─── Data provided ───
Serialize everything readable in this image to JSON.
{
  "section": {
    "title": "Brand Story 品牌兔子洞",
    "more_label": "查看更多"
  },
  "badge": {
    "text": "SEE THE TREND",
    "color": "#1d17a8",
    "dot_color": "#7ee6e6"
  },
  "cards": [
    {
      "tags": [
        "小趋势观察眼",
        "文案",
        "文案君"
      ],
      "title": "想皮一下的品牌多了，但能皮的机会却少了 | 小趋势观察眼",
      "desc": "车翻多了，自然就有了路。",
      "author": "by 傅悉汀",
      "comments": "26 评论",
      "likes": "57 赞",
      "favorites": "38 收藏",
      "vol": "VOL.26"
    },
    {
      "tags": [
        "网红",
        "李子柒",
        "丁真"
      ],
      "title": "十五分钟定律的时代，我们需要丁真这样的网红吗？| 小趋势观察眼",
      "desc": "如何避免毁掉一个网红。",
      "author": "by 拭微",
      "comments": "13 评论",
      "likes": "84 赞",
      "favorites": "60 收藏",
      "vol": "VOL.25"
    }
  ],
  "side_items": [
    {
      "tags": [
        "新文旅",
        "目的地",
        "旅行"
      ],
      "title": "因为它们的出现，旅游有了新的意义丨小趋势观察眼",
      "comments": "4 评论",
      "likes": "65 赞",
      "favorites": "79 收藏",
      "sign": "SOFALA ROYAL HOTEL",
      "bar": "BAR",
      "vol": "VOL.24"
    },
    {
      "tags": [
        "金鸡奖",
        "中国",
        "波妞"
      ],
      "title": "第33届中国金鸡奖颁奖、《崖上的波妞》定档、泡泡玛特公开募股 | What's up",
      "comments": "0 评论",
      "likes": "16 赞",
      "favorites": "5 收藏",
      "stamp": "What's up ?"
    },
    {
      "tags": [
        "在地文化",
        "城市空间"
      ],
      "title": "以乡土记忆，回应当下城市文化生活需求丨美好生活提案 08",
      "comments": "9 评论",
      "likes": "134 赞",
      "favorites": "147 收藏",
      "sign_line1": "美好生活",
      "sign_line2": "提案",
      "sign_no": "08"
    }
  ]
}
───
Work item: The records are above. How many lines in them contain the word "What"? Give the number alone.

Task response: 2